graph2 <- ggplot(mydf, aes(x = Quarter, y = Rate, color = State, group = State)) +
geom_line() +
topic_minimal() +
scale_y_ongoing(extend = c(, ), limitations = c(, NA))
graph2
line graph with 4 lines and a legend to the right Sharon Machlis, IDG

ggplot line graph.

In the following code block, I’ll include a label for each line in the collection, and I’ll have geom_label_repel() place to the second-to-last quarter and not the last quarter. The code calculates what the second-to-last quarter is and then tells geom_label_repel() to use filtered info for only that quarter. The code uses the Point out column as the label, “nudges” the info .75 horizontally, eliminates all the other info details, and receives rid of the graph’s default legend.

second_to_last_quarter <- max(mydf$Quarter[mydf$Quarter != max(mydf$Quarter)])
graph2 +
geom_label_repel(info = filter(mydf, Quarter == second_to_last_quarter),
aes(label = Point out),
nudge_x = .75,
na.rm = Genuine) +
topic(legend.placement = "none")
Line graph with label for each line Sharon Machlis, IDG

Line graph with ggrepel labels.

Why not label the last quarter in its place of the second-to-last one? I experimented with that initial, and the pointer traces finished up wanting like a continuation of the graph’s info:

Line graph with confusing label pointing lines at the end of each line Sharon Machlis, IDG

Line graph with perplexing label pointing traces.

The best two traces need to not be starting to development downward at the stop!

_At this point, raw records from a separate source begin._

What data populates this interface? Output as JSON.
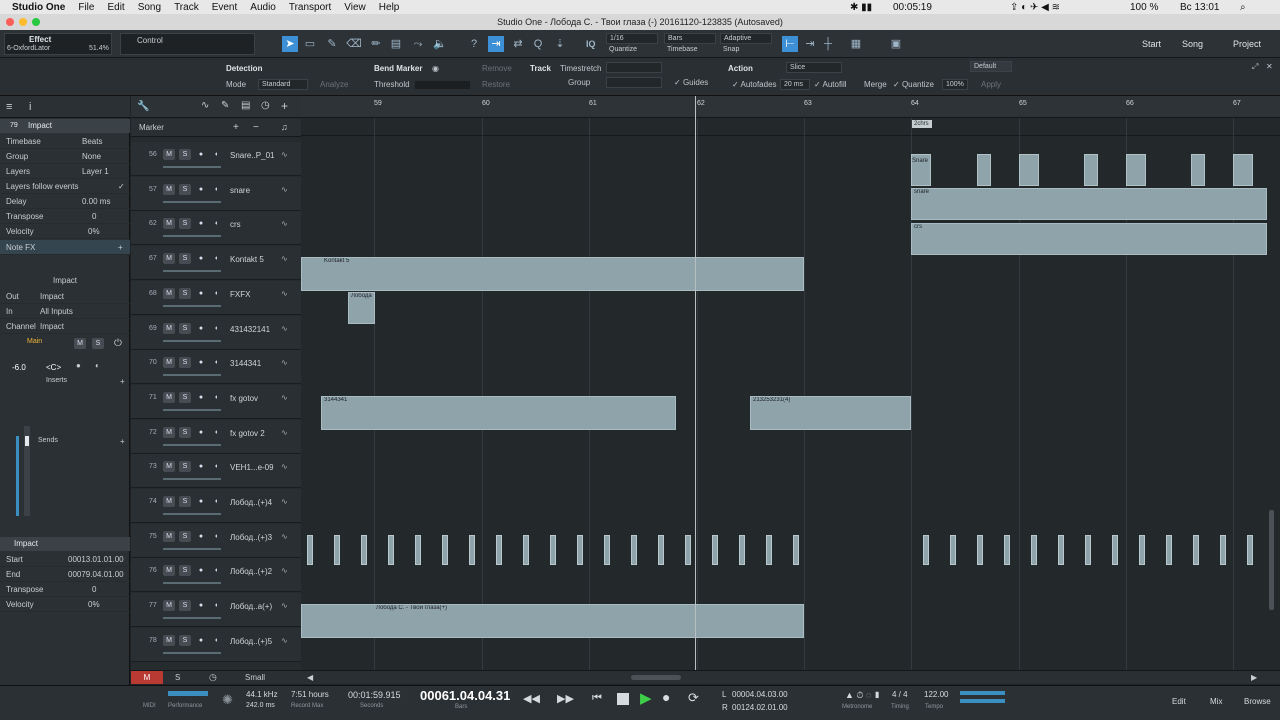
{
  "menubar": {
    "app": "Studio One",
    "items": [
      "File",
      "Edit",
      "Song",
      "Track",
      "Event",
      "Audio",
      "Transport",
      "View",
      "Help"
    ],
    "timer": "00:05:19",
    "battery": "100 %",
    "clock": "Вс 13:01"
  },
  "title": "Studio One - Лобода С. - Твои глаза (-) 20161120-123835 (Autosaved)",
  "toolbar": {
    "effect_label": "Effect",
    "effect_name": "6-OxfordLator",
    "effect_pct": "51.4%",
    "control_label": "Control",
    "quantize_value": "1/16",
    "quantize_label": "Quantize",
    "timebase_value": "Bars",
    "timebase_label": "Timebase",
    "snap_value": "Adaptive",
    "snap_label": "Snap",
    "iq": "IQ",
    "start": "Start",
    "song": "Song",
    "project": "Project"
  },
  "inspector_bar": {
    "detection": "Detection",
    "mode_label": "Mode",
    "mode_value": "Standard",
    "analyze": "Analyze",
    "bend_marker": "Bend Marker",
    "threshold": "Threshold",
    "remove": "Remove",
    "restore": "Restore",
    "track": "Track",
    "timestretch": "Timestretch",
    "group": "Group",
    "guides": "Guides",
    "action": "Action",
    "slice": "Slice",
    "autofades": "Autofades",
    "autofades_value": "20 ms",
    "autofill": "Autofill",
    "merge": "Merge",
    "quantize": "Quantize",
    "quantize_value": "100%",
    "default": "Default",
    "apply": "Apply"
  },
  "left": {
    "track_num": "79",
    "track_name": "Impact",
    "rows": [
      {
        "k": "Timebase",
        "v": "Beats"
      },
      {
        "k": "Group",
        "v": "None"
      },
      {
        "k": "Layers",
        "v": "Layer 1"
      },
      {
        "k": "Layers follow events",
        "v": "✓"
      },
      {
        "k": "Delay",
        "v": "0.00 ms"
      },
      {
        "k": "Transpose",
        "v": "0"
      },
      {
        "k": "Velocity",
        "v": "0%"
      }
    ],
    "note_fx": "Note FX",
    "channel_name": "Impact",
    "io": [
      {
        "k": "Out",
        "v": "Impact"
      },
      {
        "k": "In",
        "v": "All Inputs"
      },
      {
        "k": "Channel",
        "v": "Impact"
      }
    ],
    "main": "Main",
    "volume": "-6.0",
    "pan": "<C>",
    "inserts": "Inserts",
    "sends": "Sends",
    "event_title": "Impact",
    "event_rows": [
      {
        "k": "Start",
        "v": "00013.01.01.00"
      },
      {
        "k": "End",
        "v": "00079.04.01.00"
      },
      {
        "k": "Transpose",
        "v": "0"
      },
      {
        "k": "Velocity",
        "v": "0%"
      }
    ]
  },
  "tracklist": {
    "marker": "Marker",
    "tracks": [
      {
        "n": "56",
        "name": "Snare..P_01"
      },
      {
        "n": "57",
        "name": "snare"
      },
      {
        "n": "62",
        "name": "crs"
      },
      {
        "n": "67",
        "name": "Kontakt 5"
      },
      {
        "n": "68",
        "name": "FXFX"
      },
      {
        "n": "69",
        "name": "431432141"
      },
      {
        "n": "70",
        "name": "3144341"
      },
      {
        "n": "71",
        "name": "fx gotov"
      },
      {
        "n": "72",
        "name": "fx gotov 2"
      },
      {
        "n": "73",
        "name": "VEH1...e-09"
      },
      {
        "n": "74",
        "name": "Лобод..(+)4"
      },
      {
        "n": "75",
        "name": "Лобод..(+)3"
      },
      {
        "n": "76",
        "name": "Лобод..(+)2"
      },
      {
        "n": "77",
        "name": "Лобод..а(+)"
      },
      {
        "n": "78",
        "name": "Лобод..(+)5"
      }
    ]
  },
  "ruler": {
    "bars": [
      "59",
      "60",
      "61",
      "62",
      "63",
      "64",
      "65",
      "66",
      "67"
    ],
    "marker": "2chrs"
  },
  "clips": {
    "kontakt": "Kontakt 5",
    "fxfx": "Лобода",
    "c71a": "3144341",
    "c71b": "213253231(4)",
    "c77": "Лобода С. - Твои глаза(+)",
    "snare": "Snare",
    "snare2": "snare",
    "crs": "crs"
  },
  "bottom": {
    "m": "M",
    "s": "S",
    "small": "Small"
  },
  "transport": {
    "midi": "MIDI",
    "performance": "Performance",
    "rate": "44.1 kHz",
    "rate2": "242.0 ms",
    "hours": "7:51 hours",
    "hours_label": "Record Max",
    "seconds": "00:01:59.915",
    "seconds_label": "Seconds",
    "bars": "00061.04.04.31",
    "bars_label": "Bars",
    "l": "00004.04.03.00",
    "r": "00124.02.01.00",
    "metronome": "Metronome",
    "sig": "4 / 4",
    "timing": "Timing",
    "tempo": "122.00",
    "tempo_label": "Tempo",
    "edit": "Edit",
    "mix": "Mix",
    "browse": "Browse"
  },
  "colors": {
    "accent": "#3d8fd6",
    "clip": "#8fa3ab",
    "play": "#3ecf4a",
    "record_m": "#c0392b"
  }
}
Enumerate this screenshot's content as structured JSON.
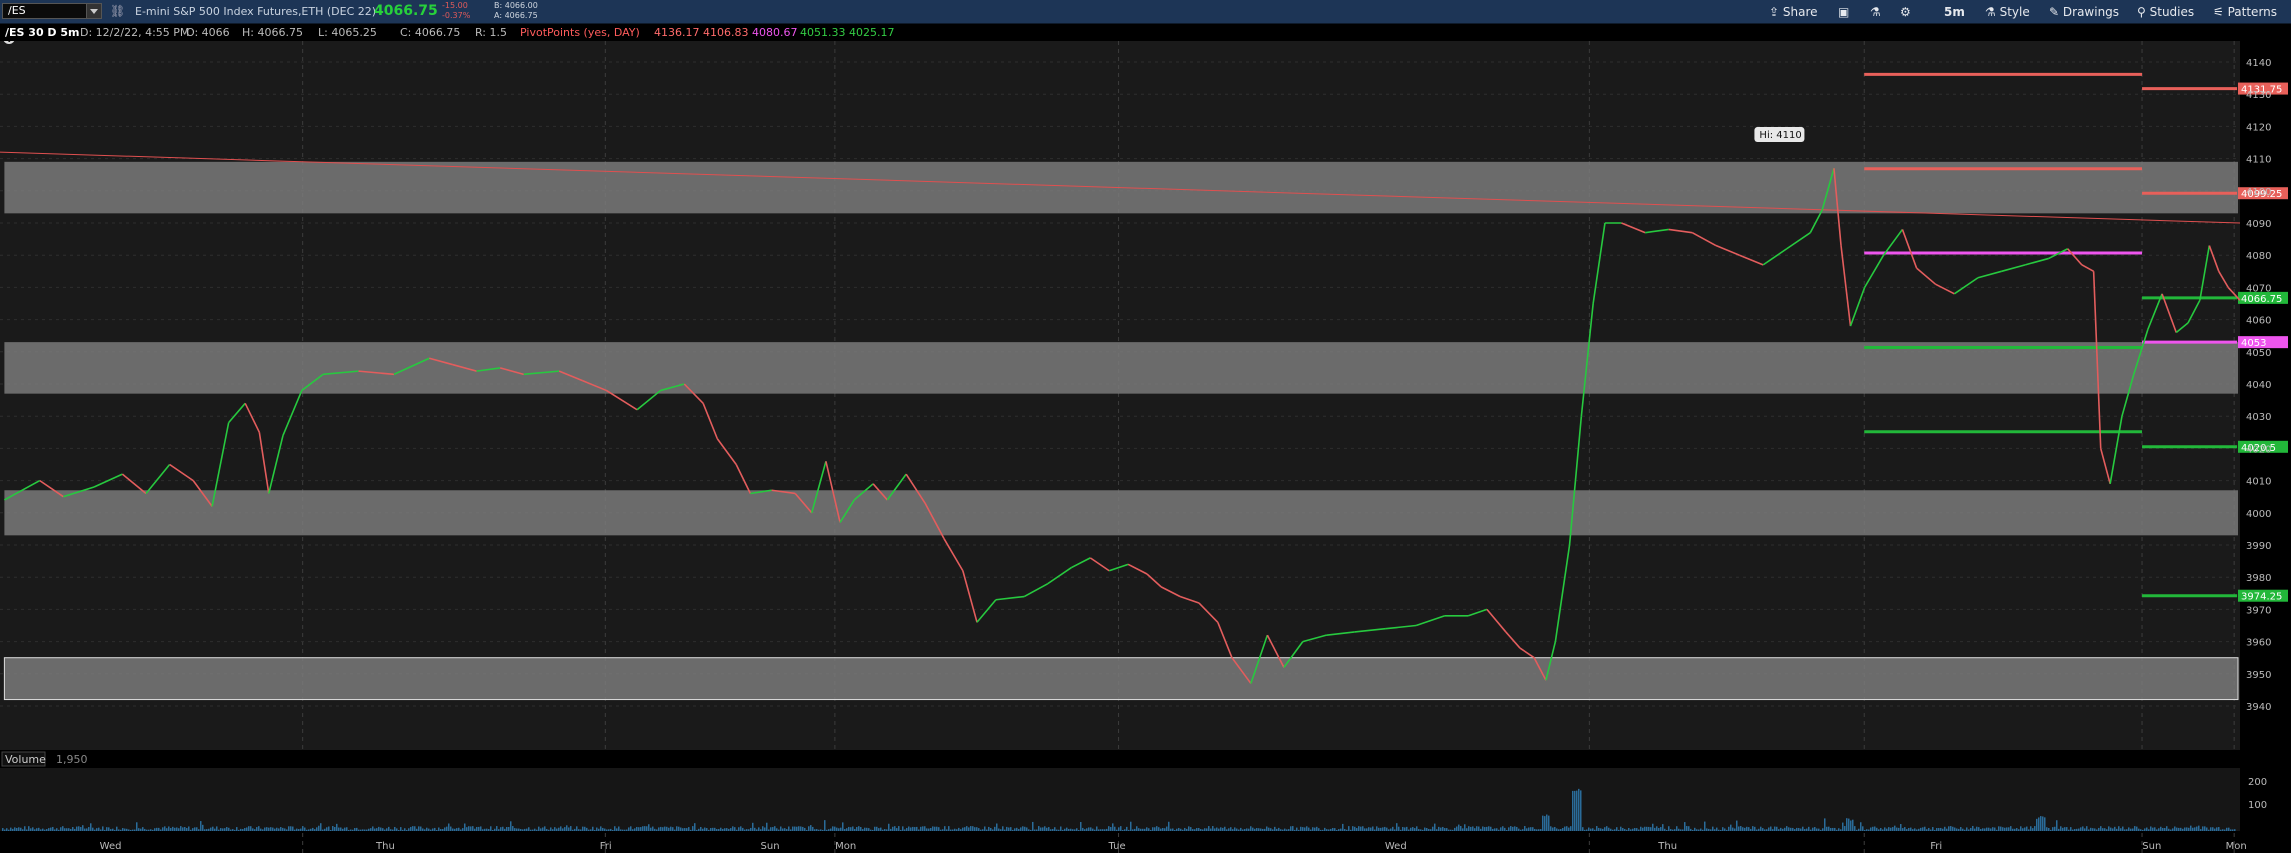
{
  "header": {
    "symbol": "/ES",
    "description": "E-mini S&P 500 Index Futures,ETH (DEC 22)",
    "last": "4066.75",
    "change": "-15.00",
    "change_pct": "-0.37%",
    "bid": "B: 4066.00",
    "ask": "A: 4066.75",
    "tools": {
      "share": "Share",
      "interval": "5m",
      "style": "Style",
      "drawings": "Drawings",
      "studies": "Studies",
      "patterns": "Patterns"
    }
  },
  "info": {
    "chart_id": "/ES 30 D 5m",
    "date": "D: 12/2/22, 4:55 PM",
    "open": "O: 4066",
    "high": "H: 4066.75",
    "low": "L: 4065.25",
    "close": "C: 4066.75",
    "range": "R: 1.5",
    "pivot_label": "PivotPoints (yes, DAY)",
    "pivots": [
      "4136.17",
      "4106.83",
      "4080.67",
      "4051.33",
      "4025.17"
    ]
  },
  "chart_data": {
    "type": "line",
    "y_ticks": [
      "4140",
      "4130",
      "4120",
      "4110",
      "4100",
      "4090",
      "4080",
      "4070",
      "4060",
      "4050",
      "4040",
      "4030",
      "4020",
      "4010",
      "4000",
      "3990",
      "3980",
      "3970",
      "3960",
      "3950",
      "3940"
    ],
    "x_labels": [
      "Wed",
      "Thu",
      "Fri",
      "Sun",
      "Mon",
      "Tue",
      "Wed",
      "Thu",
      "Fri",
      "Sun",
      "Mon"
    ],
    "price_flags": [
      {
        "value": 4131.75,
        "label": "4131.75",
        "color": "#e8605a"
      },
      {
        "value": 4099.25,
        "label": "4099.25",
        "color": "#e8605a"
      },
      {
        "value": 4066.75,
        "label": "4066.75",
        "color": "#22b83a"
      },
      {
        "value": 4053,
        "label": "4053",
        "color": "#ee55ee"
      },
      {
        "value": 4020.5,
        "label": "4020.5",
        "color": "#22b83a"
      },
      {
        "value": 3974.25,
        "label": "3974.25",
        "color": "#22b83a"
      }
    ],
    "zones": [
      [
        4093,
        4109
      ],
      [
        4037,
        4053
      ],
      [
        3993,
        4007
      ],
      [
        3942,
        3955
      ]
    ],
    "high_label": "Hi: 4110",
    "volume_label": "Volume",
    "volume_value": "1,950",
    "volume_ticks": [
      "200",
      "100"
    ],
    "price_path": [
      [
        0,
        4004
      ],
      [
        15,
        4010
      ],
      [
        25,
        4005
      ],
      [
        38,
        4008
      ],
      [
        50,
        4012
      ],
      [
        60,
        4006
      ],
      [
        70,
        4015
      ],
      [
        80,
        4010
      ],
      [
        88,
        4002
      ],
      [
        95,
        4028
      ],
      [
        102,
        4034
      ],
      [
        108,
        4025
      ],
      [
        112,
        4006
      ],
      [
        118,
        4024
      ],
      [
        126,
        4038
      ],
      [
        135,
        4043
      ],
      [
        150,
        4044
      ],
      [
        165,
        4043
      ],
      [
        180,
        4048
      ],
      [
        190,
        4046
      ],
      [
        200,
        4044
      ],
      [
        210,
        4045
      ],
      [
        220,
        4043
      ],
      [
        235,
        4044
      ],
      [
        245,
        4041
      ],
      [
        255,
        4038
      ],
      [
        268,
        4032
      ],
      [
        278,
        4038
      ],
      [
        288,
        4040
      ],
      [
        296,
        4034
      ],
      [
        302,
        4023
      ],
      [
        310,
        4015
      ],
      [
        316,
        4006
      ],
      [
        325,
        4007
      ],
      [
        335,
        4006
      ],
      [
        342,
        4000
      ],
      [
        348,
        4016
      ],
      [
        354,
        3997
      ],
      [
        360,
        4004
      ],
      [
        368,
        4009
      ],
      [
        374,
        4004
      ],
      [
        382,
        4012
      ],
      [
        390,
        4003
      ],
      [
        398,
        3992
      ],
      [
        406,
        3982
      ],
      [
        412,
        3966
      ],
      [
        420,
        3973
      ],
      [
        432,
        3974
      ],
      [
        442,
        3978
      ],
      [
        452,
        3983
      ],
      [
        460,
        3986
      ],
      [
        468,
        3982
      ],
      [
        476,
        3984
      ],
      [
        484,
        3981
      ],
      [
        490,
        3977
      ],
      [
        498,
        3974
      ],
      [
        506,
        3972
      ],
      [
        514,
        3966
      ],
      [
        520,
        3955
      ],
      [
        528,
        3947
      ],
      [
        535,
        3962
      ],
      [
        542,
        3952
      ],
      [
        550,
        3960
      ],
      [
        560,
        3962
      ],
      [
        572,
        3963
      ],
      [
        585,
        3964
      ],
      [
        598,
        3965
      ],
      [
        610,
        3968
      ],
      [
        620,
        3968
      ],
      [
        628,
        3970
      ],
      [
        636,
        3963
      ],
      [
        642,
        3958
      ],
      [
        648,
        3955
      ],
      [
        653,
        3948
      ],
      [
        657,
        3960
      ],
      [
        663,
        3990
      ],
      [
        668,
        4030
      ],
      [
        673,
        4065
      ],
      [
        678,
        4090
      ],
      [
        685,
        4090
      ],
      [
        695,
        4087
      ],
      [
        705,
        4088
      ],
      [
        715,
        4087
      ],
      [
        725,
        4083
      ],
      [
        735,
        4080
      ],
      [
        745,
        4077
      ],
      [
        755,
        4082
      ],
      [
        765,
        4087
      ],
      [
        770,
        4094
      ],
      [
        775,
        4107
      ],
      [
        778,
        4083
      ],
      [
        782,
        4058
      ],
      [
        788,
        4070
      ],
      [
        796,
        4080
      ],
      [
        804,
        4088
      ],
      [
        810,
        4076
      ],
      [
        818,
        4071
      ],
      [
        826,
        4068
      ],
      [
        836,
        4073
      ],
      [
        846,
        4075
      ],
      [
        856,
        4077
      ],
      [
        866,
        4079
      ],
      [
        874,
        4082
      ],
      [
        880,
        4077
      ],
      [
        885,
        4075
      ],
      [
        888,
        4020
      ],
      [
        892,
        4009
      ],
      [
        897,
        4030
      ],
      [
        902,
        4043
      ],
      [
        908,
        4057
      ],
      [
        914,
        4068
      ],
      [
        920,
        4056
      ],
      [
        925,
        4059
      ],
      [
        930,
        4066
      ],
      [
        934,
        4083
      ],
      [
        938,
        4075
      ],
      [
        942,
        4070
      ],
      [
        947,
        4066
      ]
    ],
    "series": [
      {
        "name": "R2",
        "value": 4136.17,
        "color": "#e8605a"
      },
      {
        "name": "R1",
        "value": 4106.83,
        "color": "#e8605a"
      },
      {
        "name": "PP",
        "value": 4080.67,
        "color": "#ee55ee"
      },
      {
        "name": "S1",
        "value": 4051.33,
        "color": "#22b83a"
      },
      {
        "name": "S2",
        "value": 4025.17,
        "color": "#22b83a"
      }
    ],
    "trendline": {
      "from": 4112,
      "to": 4090,
      "color": "#e05050"
    }
  },
  "colors": {
    "up": "#27c93f",
    "down": "#e35d5d",
    "zone": "#7a7a7a",
    "resistance": "#e8605a",
    "pivot": "#ee55ee",
    "support": "#22b83a",
    "volume": "#2a6c9a"
  }
}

If you want to come across out extra about ggrepel, test out the ggrepel vignette with

vignette("ggrepel", "ggrepel")